- ABOUT THIS TASK: All of the records shown below need to be copied with no differences.

- TASK INPUTS:
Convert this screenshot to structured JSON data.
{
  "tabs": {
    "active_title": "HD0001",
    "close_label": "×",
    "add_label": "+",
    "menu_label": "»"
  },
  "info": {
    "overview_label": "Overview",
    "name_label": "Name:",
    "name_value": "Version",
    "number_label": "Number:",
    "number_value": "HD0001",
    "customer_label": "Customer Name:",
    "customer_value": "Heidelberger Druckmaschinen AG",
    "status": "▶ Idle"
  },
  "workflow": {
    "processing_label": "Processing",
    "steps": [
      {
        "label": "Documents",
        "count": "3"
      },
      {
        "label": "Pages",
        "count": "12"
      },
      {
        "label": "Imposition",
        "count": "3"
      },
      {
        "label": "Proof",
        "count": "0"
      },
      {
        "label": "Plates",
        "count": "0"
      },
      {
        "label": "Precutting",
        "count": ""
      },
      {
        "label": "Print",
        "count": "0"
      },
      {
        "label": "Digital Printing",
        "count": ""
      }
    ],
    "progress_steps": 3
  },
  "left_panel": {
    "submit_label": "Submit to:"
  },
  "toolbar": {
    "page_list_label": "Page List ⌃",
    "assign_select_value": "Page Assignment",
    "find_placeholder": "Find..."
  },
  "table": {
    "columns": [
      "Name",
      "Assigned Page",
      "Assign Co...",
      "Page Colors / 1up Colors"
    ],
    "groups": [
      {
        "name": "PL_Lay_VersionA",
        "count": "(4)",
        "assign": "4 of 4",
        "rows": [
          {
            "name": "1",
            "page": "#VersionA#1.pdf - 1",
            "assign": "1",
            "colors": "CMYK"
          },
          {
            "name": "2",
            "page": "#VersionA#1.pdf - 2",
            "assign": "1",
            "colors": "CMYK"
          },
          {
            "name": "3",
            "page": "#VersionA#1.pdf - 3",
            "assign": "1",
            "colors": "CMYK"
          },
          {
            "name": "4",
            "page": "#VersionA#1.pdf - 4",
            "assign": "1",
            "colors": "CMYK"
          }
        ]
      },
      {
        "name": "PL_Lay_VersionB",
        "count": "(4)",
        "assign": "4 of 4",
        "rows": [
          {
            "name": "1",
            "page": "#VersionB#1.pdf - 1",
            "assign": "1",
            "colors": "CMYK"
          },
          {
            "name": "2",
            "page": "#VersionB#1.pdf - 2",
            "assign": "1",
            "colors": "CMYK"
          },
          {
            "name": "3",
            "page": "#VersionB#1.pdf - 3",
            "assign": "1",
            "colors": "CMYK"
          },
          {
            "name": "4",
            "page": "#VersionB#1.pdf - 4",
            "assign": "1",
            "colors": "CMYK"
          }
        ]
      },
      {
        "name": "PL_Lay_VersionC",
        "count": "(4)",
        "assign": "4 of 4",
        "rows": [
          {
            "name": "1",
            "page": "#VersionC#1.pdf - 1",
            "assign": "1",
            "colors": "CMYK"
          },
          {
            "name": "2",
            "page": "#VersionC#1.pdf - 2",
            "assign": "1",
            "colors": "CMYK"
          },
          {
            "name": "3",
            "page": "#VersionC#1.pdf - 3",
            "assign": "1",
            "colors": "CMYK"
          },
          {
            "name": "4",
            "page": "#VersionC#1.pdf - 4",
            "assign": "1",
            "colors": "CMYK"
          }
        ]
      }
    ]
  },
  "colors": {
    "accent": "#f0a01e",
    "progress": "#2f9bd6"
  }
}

- TASK SOLUTION:
Convert this screenshot to structured JSON data.
{
  "tabs": {
    "active_title": "HD0001",
    "close_label": "×",
    "add_label": "+",
    "menu_label": "»"
  },
  "info": {
    "overview_label": "Overview",
    "name_label": "Name:",
    "name_value": "Version",
    "number_label": "Number:",
    "number_value": "HD0001",
    "customer_label": "Customer Name:",
    "customer_value": "Heidelberger Druckmaschinen AG",
    "status": "▶ Idle"
  },
  "workflow": {
    "processing_label": "Processing",
    "steps": [
      {
        "label": "Documents",
        "count": "3"
      },
      {
        "label": "Pages",
        "count": "12"
      },
      {
        "label": "Imposition",
        "count": "3"
      },
      {
        "label": "Proof",
        "count": "0"
      },
      {
        "label": "Plates",
        "count": "0"
      },
      {
        "label": "Precutting",
        "count": ""
      },
      {
        "label": "Print",
        "count": "0"
      },
      {
        "label": "Digital Printing",
        "count": ""
      }
    ],
    "progress_steps": 3
  },
  "left_panel": {
    "submit_label": "Submit to:"
  },
  "toolbar": {
    "page_list_label": "Page List ⌃",
    "assign_select_value": "Page Assignment",
    "find_placeholder": "Find..."
  },
  "table": {
    "columns": [
      "Name",
      "Assigned Page",
      "Assign Co...",
      "Page Colors / 1up Colors"
    ],
    "groups": [
      {
        "name": "PL_Lay_VersionA",
        "count": "(4)",
        "assign": "4 of 4",
        "rows": [
          {
            "name": "1",
            "page": "#VersionA#1.pdf - 1",
            "assign": "1",
            "colors": "CMYK"
          },
          {
            "name": "2",
            "page": "#VersionA#1.pdf - 2",
            "assign": "1",
            "colors": "CMYK"
          },
          {
            "name": "3",
            "page": "#VersionA#1.pdf - 3",
            "assign": "1",
            "colors": "CMYK"
          },
          {
            "name": "4",
            "page": "#VersionA#1.pdf - 4",
            "assign": "1",
            "colors": "CMYK"
          }
        ]
      },
      {
        "name": "PL_Lay_VersionB",
        "count": "(4)",
        "assign": "4 of 4",
        "rows": [
          {
            "name": "1",
            "page": "#VersionB#1.pdf - 1",
            "assign": "1",
            "colors": "CMYK"
          },
          {
            "name": "2",
            "page": "#VersionB#1.pdf - 2",
            "assign": "1",
            "colors": "CMYK"
          },
          {
            "name": "3",
            "page": "#VersionB#1.pdf - 3",
            "assign": "1",
            "colors": "CMYK"
          },
          {
            "name": "4",
            "page": "#VersionB#1.pdf - 4",
            "assign": "1",
            "colors": "CMYK"
          }
        ]
      },
      {
        "name": "PL_Lay_VersionC",
        "count": "(4)",
        "assign": "4 of 4",
        "rows": [
          {
            "name": "1",
            "page": "#VersionC#1.pdf - 1",
            "assign": "1",
            "colors": "CMYK"
          },
          {
            "name": "2",
            "page": "#VersionC#1.pdf - 2",
            "assign": "1",
            "colors": "CMYK"
          },
          {
            "name": "3",
            "page": "#VersionC#1.pdf - 3",
            "assign": "1",
            "colors": "CMYK"
          },
          {
            "name": "4",
            "page": "#VersionC#1.pdf - 4",
            "assign": "1",
            "colors": "CMYK"
          }
        ]
      }
    ]
  },
  "colors": {
    "accent": "#f0a01e",
    "progress": "#2f9bd6"
  }
}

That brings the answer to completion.